15-21-CWS | April 16, 2015
BILOXI, Miss. – Marine Patrol officers with the Mississippi Department of Marine Resources have arrested an Alabama man on 215 charges of illegally harvesting sponge crabs.
Deuanetam Keovoravong, 47, of Irvington, Ala., faces a $500 fine for each misdemeanor charge, as well as state assessments. He also is charged with failure to yield to blue lights and siren and tampering with evidence.
Officers Patrick Carron and Jada Whittington were on patrol last week near Chevron Refinery in Jackson County when they observed a commercial crab vessel in Bayou Cumbest. The officers attempted to stop the vessel for a regulatory compliance check, but the operator failed to yield to the emergency lights and siren and continued about 500 feet past the patrol boat.
Carron observed the operator, Keovoravong, throwing crabs overboard. Once officers stopped the vessel and checked it, they discovered the operator was illegally harvesting egg-bearing female crabs. State law prohibits the harvest of these types of crabs and specifically instructs the harvester to “immediately return the crab to the water.”
Officers discovered that Keovoravong had 215 illegally harvested crabs still on board after throwing several overboard before he was stopped. The officers later put the 215 crabs back in the water.
Marine Patrol officials consulted with Jackson County Prosecutor Mark Watts, and they decided that Keovoravong would be charged separately for each crab because of the potential significant impact this violation has on the blue crab population. He faces up to $107,500 in charges. Justice Court Judge Jason Thornton issued a bond of $40,000 for Keovoravong.
Marine Patrol Chief Keith Davis said this case is a prime example of MDMR’s commitment to securing Mississippi’s seafood industry.
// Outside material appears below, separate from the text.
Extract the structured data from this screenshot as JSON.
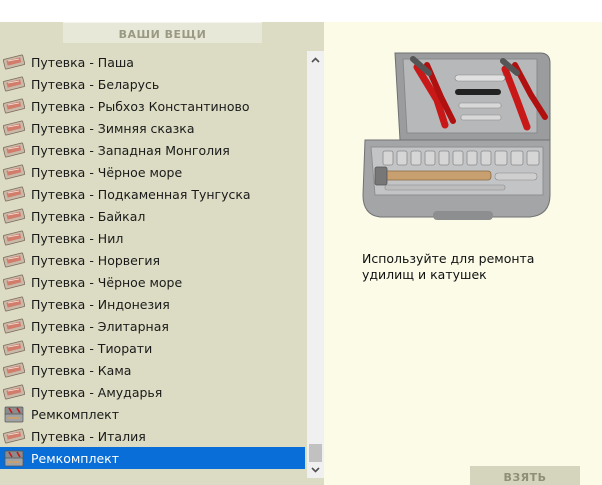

“We must remain vigilant and use cutting-edge, covert strategies against those who choose to violate state law and administrative regulations,” Davis said.
The investigation is continuing.
Photos courtesy Mississippi Department of Marine Resources
2. MDMR Marine Patrol officers Patrick Carron, left, and Jada Whittington returned 215 sponge crabs to the water that were illegally harvested.
The Mississippi Department of Marine Resources is dedicated to enhancing, protecting and conserving marine interests of the state by managing all marine life, public trust wetlands, adjacent uplands and waterfront areas to provide for the optimal commercial, recreational, educational and economic uses of these resources consistent with environmental concerns and social changes. Visit the DMR online at www.dmr.ms.gov